Senate seats don’t carry the life tenure of the federal bench, but in a Democratic state like New York, it’s pretty close. No New York Democrat has lost re-election to the Senate since the 17th Amendment established the direct election of Senators in 1913. (Trivia buffs: The last New York Democrat to lose his Senate seat was Edward Murphy Jr., in 1898.) With just a decade or two of patience, Mr. Schumer–who turns 54 on Nov. 23–could hold a prime chairmanship on a key committee (assuming the Democrats manage to win control of the Senate at some point), and vital seniority on others.
“He is, by Senate standards, a very young man,” said Mr. Cunningham.
On the Banking Committee, Mr. Schumer is younger than any of the four Democratic Senators who rank ahead of him in seniority. Of six more senior Democrats on the Judiciary Committee, only Wisconsin’s Russell Feingold is younger than Mr. Schumer. And on the all-important Finance Committee, which Mr. Schumer will join as one of the junior members next session, only Blanche Lincoln (of unsafe–for Democrats–Arkansas) is younger.

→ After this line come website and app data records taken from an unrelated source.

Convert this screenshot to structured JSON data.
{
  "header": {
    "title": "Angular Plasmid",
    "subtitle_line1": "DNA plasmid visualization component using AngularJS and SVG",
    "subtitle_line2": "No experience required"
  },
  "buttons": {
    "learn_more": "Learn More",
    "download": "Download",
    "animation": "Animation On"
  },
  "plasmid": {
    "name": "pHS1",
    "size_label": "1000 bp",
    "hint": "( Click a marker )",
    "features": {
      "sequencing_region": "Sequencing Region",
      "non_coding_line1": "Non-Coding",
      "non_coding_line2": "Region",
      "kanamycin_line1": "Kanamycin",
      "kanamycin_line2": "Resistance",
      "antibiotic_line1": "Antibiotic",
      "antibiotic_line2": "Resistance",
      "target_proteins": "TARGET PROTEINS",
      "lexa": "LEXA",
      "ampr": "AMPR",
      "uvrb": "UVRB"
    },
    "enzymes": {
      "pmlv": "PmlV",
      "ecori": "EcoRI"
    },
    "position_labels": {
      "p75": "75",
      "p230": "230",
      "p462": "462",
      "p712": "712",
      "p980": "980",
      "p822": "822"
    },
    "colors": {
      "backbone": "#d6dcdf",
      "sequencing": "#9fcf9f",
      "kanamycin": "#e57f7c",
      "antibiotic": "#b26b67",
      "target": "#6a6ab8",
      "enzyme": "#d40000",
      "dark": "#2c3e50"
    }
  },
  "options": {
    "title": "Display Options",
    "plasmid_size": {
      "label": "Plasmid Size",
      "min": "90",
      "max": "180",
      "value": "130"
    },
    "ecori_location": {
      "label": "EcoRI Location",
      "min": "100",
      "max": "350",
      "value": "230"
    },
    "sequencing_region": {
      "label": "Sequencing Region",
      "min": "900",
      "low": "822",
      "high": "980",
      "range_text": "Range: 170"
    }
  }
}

Now Mr. Schumer will wait on two things: time, and control of the Senate, which will make the difference between tacking programs onto Republican legislation and steering a national agenda.
“This is clearly a long-term decision on his part, a sense that six, eight years down the road, the Democrats will retake the Senate,” said Robert David Johnson, a professor of American history at Brooklyn College. “If he’s right, he will be one of the three or four most influential players in the body. But it’s a big gamble. If they don’t get the majority back, he’ll be consigned to permanent minority status.”
Or maybe not. The Governor’s race comes up, after all, every four years. And Mr. Schumer is ruling nothing out.
“I would say this, as I said before the election: The only thing on my radar screen is being a good Senator and delivering for New York,” he said. “Maybe now, people will believe me.”